Michigan, St. Clair County, Obituary Card File (FamilySearch Historical Records)
- 1 What is in the Collection?
- 2 Collection Content
- 3 What Can this Collection Tell Me?
- 4 How Do I Search the Collection?
- 5 What Do I Do Next?
- 6 Citing this Collection
- 7 How Can I Contribute to the FamilySearch Wiki?
What is in the Collection?
This collection includes an index and images of obituary card file in possession of the St. Clair County Library, located in Port Huron, Michigan. Contains obituaries for the St. Clair County area clipped from the following newspapers: Port Huron Times-Herald, Yale Expositor, St. Clair Independent Press, Tri-City Times, Courier Journal, Anchor Bay Beacon, The Review, and Capac Journal. The collection covers the years 1975 to 1995.
|You will be able to browse through images in this collection when it is published.|
What Can this Collection Tell Me?
The records usually contain:
- Name of the deceased
- Birth date and place
- Death date and place
- Names of parents, spouse or other relatives
- Name of newspaper, date and place of publication
How Do I Search the Collection?
To begin your search you will need to know:
- The name of deceased
- The date of death
- The names of other family members
Search by Name by visiting the Collection Page:'
Fill in the requested information on the initial search page. This search will return a list of possible matches. Compare the information about those in the list to what you already know about your own ancestors to determine if this is the correct family or person. You may need to compare the information about more than one person to find your ancestor.
View images in this collection by visiting the Browse Page:
To search the collection you will need to follow this series of links
⇒ Select "Browse through images" on the initial collection page
⇒ Select the appropriate "Surname Range" which takes you to the images
Look at the images one by one. Again you will need to compare the information with what you already know about your ancestors to determine which one is your ancestor.
Be aware that with either search you may need to compare the information about more than one person to make this determination. Keep in mind:
- There may be more than one person in the records with the same name.
- You may not be sure of your own ancestor’s name.
- Your ancestor may have used different names or variations of their name throughout their life.
- If your ancestor used an alias or a nickname, be sure to check for those alternate names.
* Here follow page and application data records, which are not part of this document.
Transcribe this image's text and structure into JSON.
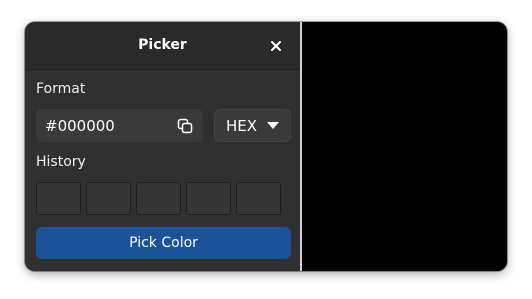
{
  "window": {
    "title": "Picker"
  },
  "format": {
    "label": "Format",
    "value": "#000000",
    "copy_icon": "copy-icon",
    "type_selected": "HEX"
  },
  "history": {
    "label": "History",
    "swatch_count": 5
  },
  "pick_button": {
    "label": "Pick Color",
    "color": "#1c5299"
  },
  "preview": {
    "color": "#000000"
  }
}
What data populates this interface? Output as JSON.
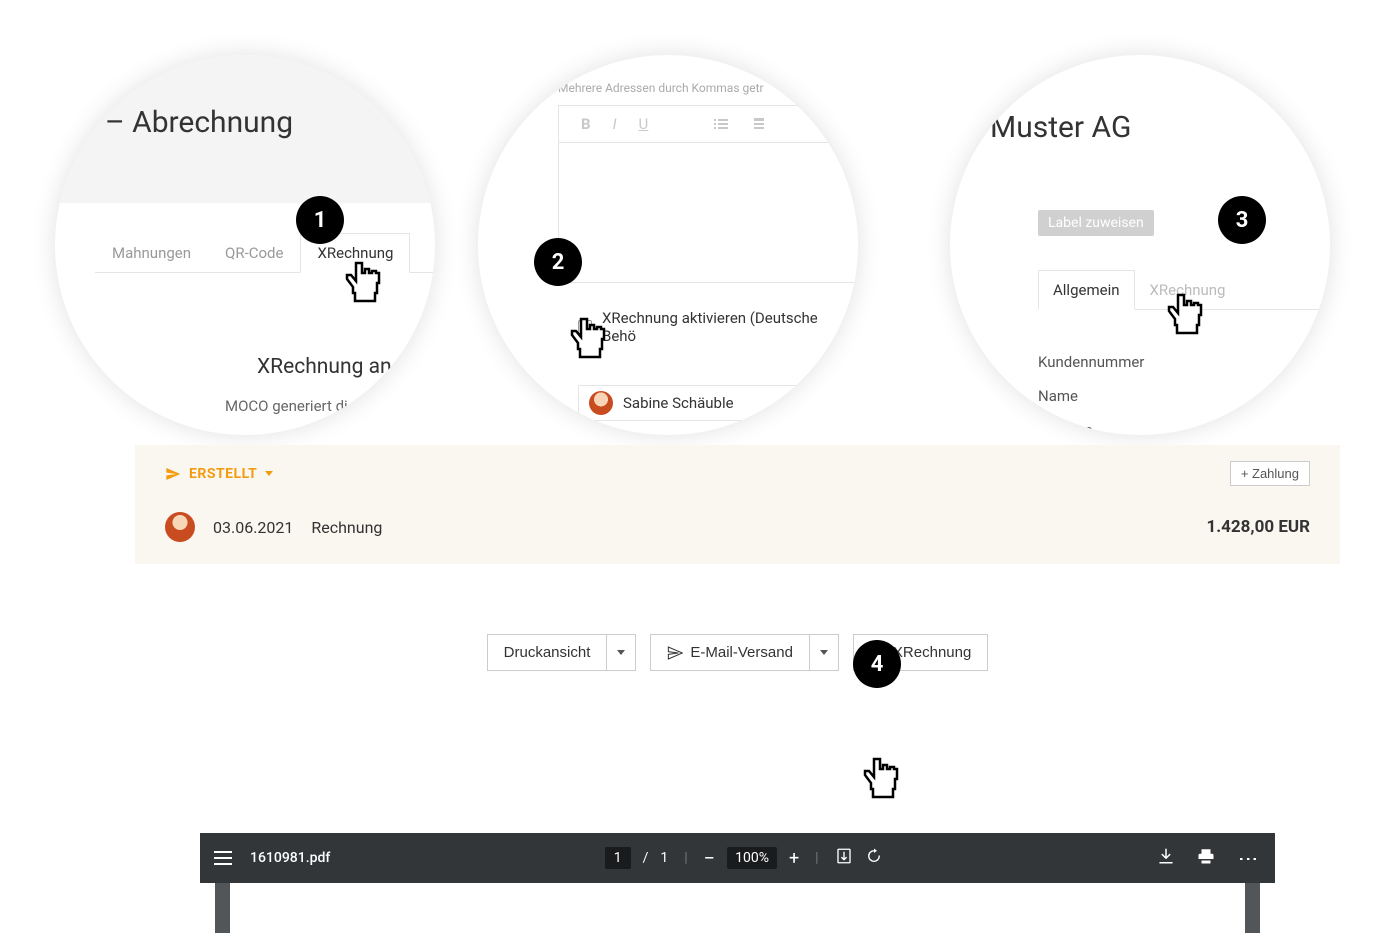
{
  "circle1": {
    "title": "– Abrechnung",
    "tabs": [
      "Mahnungen",
      "QR-Code",
      "XRechnung"
    ],
    "active_tab": 2,
    "body_title": "XRechnung an",
    "body_text": "MOCO generiert die"
  },
  "circle2": {
    "hint": "Mehrere Adressen durch Kommas getr",
    "toolbar": {
      "b": "B",
      "i": "I",
      "u": "U"
    },
    "checkbox_label": "XRechnung aktivieren (Deutsche Behö",
    "user_name": "Sabine Schäuble"
  },
  "circle3": {
    "title": "Muster AG",
    "label_btn": "Label zuweisen",
    "tabs": [
      "Allgemein",
      "XRechnung"
    ],
    "active_tab": 0,
    "fields": [
      "Kundennummer",
      "Name",
      "Adresse"
    ]
  },
  "badges": [
    "1",
    "2",
    "3",
    "4"
  ],
  "panel": {
    "status": "ERSTELLT",
    "payment_btn": "+ Zahlung",
    "date": "03.06.2021",
    "doc_type": "Rechnung",
    "amount": "1.428,00 EUR",
    "actions": {
      "print": "Druckansicht",
      "email": "E-Mail-Versand",
      "xrechnung": "XRechnung"
    }
  },
  "pdf": {
    "filename": "1610981.pdf",
    "page_current": "1",
    "page_sep": "/",
    "page_total": "1",
    "zoom": "100%"
  }
}
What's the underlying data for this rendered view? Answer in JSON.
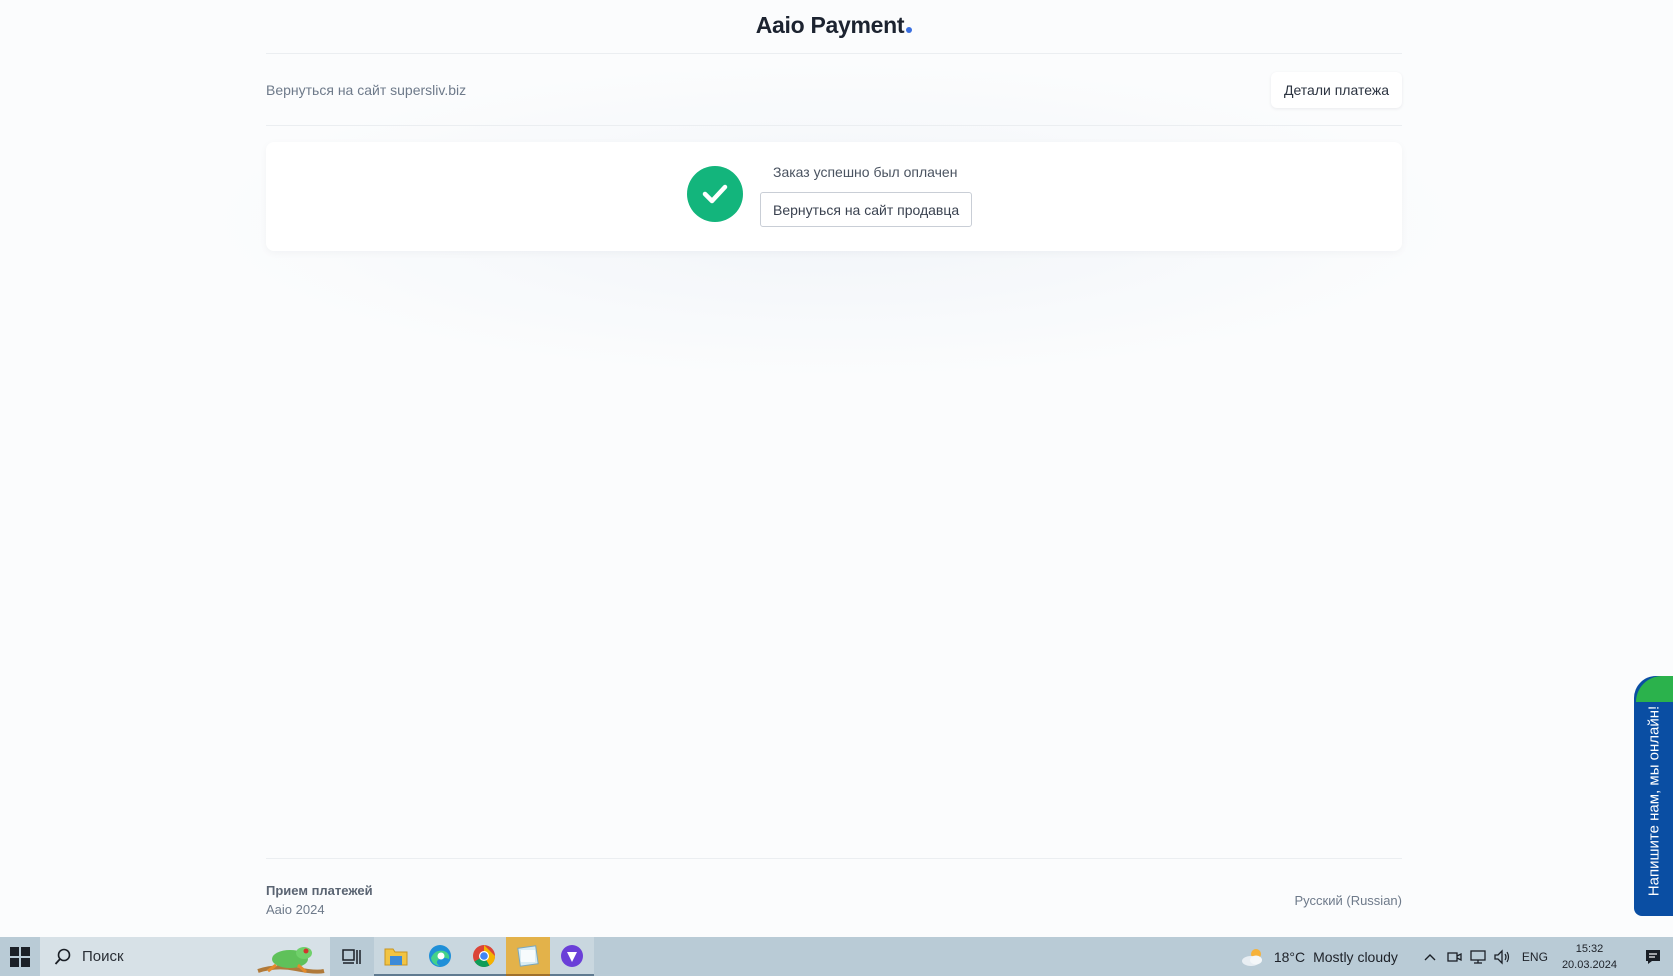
{
  "brand": {
    "name": "Aaio Payment"
  },
  "subheader": {
    "back_link": "Вернуться на сайт supersliv.biz",
    "details_button": "Детали платежа"
  },
  "status": {
    "message": "Заказ успешно был оплачен",
    "seller_button": "Вернуться на сайт продавца",
    "icon": "checkmark-icon",
    "color": "#13b57c"
  },
  "footer": {
    "title": "Прием платежей",
    "subtitle": "Aaio 2024",
    "language": "Русский (Russian)"
  },
  "chat_widget": {
    "label": "Напишите нам, мы онлайн!"
  },
  "taskbar": {
    "search_placeholder": "Поиск",
    "weather_temp": "18°C",
    "weather_text": "Mostly cloudy",
    "language": "ENG",
    "time": "15:32",
    "date": "20.03.2024"
  }
}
- Even though these indexes are very accurate they may still contain inaccuracies, such as altered spellings, misinterpretations, and optical character recognition errors if the information was scanned.
For tips about searching on-line collections see the on-line article FamilySearch Search Tips and Tricks.
What Do I Do Next?
When you have located your ancestor’s obituary, carefully evaluate each piece of information given. These records are often brief so it can be easy to confuse individuals. Compare what information is given with what you already know about your ancestor to make sure it is the correct person.
Next, look at the pieces of information given in the obituary for new information. Add any new information to your records of each family. You should also look for leads to other records about your ancestors.
I Found Who I was Looking for, What Now?
- Use the birth date or year to search for birth records.
- Use the birth date along with relative’s names to find the family in census records.
- Use the locality and relative’s names to locate church and land records.
- Information in these records is brief so it is easy to confuse individuals.
- The name of the undertaker or mortuary could lead you to funeral and cemetery records, which often include the names and residences of other family members.
- Compile the entries for every person who has the same surname; this is especially helpful in rural areas or if the surname is unusual.
- Continue to search the records to identify children, siblings, parents, and other relatives of the deceased who may have been buried in the same cemetery or nearby. This can help you identify other generations of your family. Repeat this process for each new generation you identify.
- When looking for a person who had a common name, look at all the entries for the name before deciding which is correct.
I Can't Find Who I'm Looking for, What Now?
- Look for variant spellings of the names. You should also look for nicknames and abbreviated names.
- Search the indexes and records of nearby counties.
- Try alternative search methods such as only filling in the surname search box (or the given name search box) on the landing page leaving the other box empty and then click on search. This should return a list of everyone with that particular name. You could then browse the list for individuals that may be your ancestor.
- Search the indexes and records of nearby cemeteries.
|Don't overlook FHL Keyword Michigan, St. Clair items in the FamilySearch Catalog.|
Citing this Collection
Citing your sources makes it easy for others to find and evaluate the records you used. When you copy information from a record, list where you found that information. Here you can find citations already created for the entire collection and for each individual record or image.
- “Michigan, St. Clair County, Obituary Card File, 1975-1995.” Database. FamilySearch. http://FamilySearch.org : accessed 2017. Citing St. Clair County Library, Port Huron, Michigan
Record Citation (or citation for the index entry):
How Can I Contribute to the FamilySearch Wiki?
| We welcome user additions to FamilySearch Historical Records wiki articles. We are looking for additional information that will help readers understand the topic and better use the available records. We also need translations for collection titles and images in articles about records written in languages other than English. For specific needs, please visit WikiProject FamilySearch Records. |
Please follow these guidelines as you make changes. Thank you for any contributions you may provide.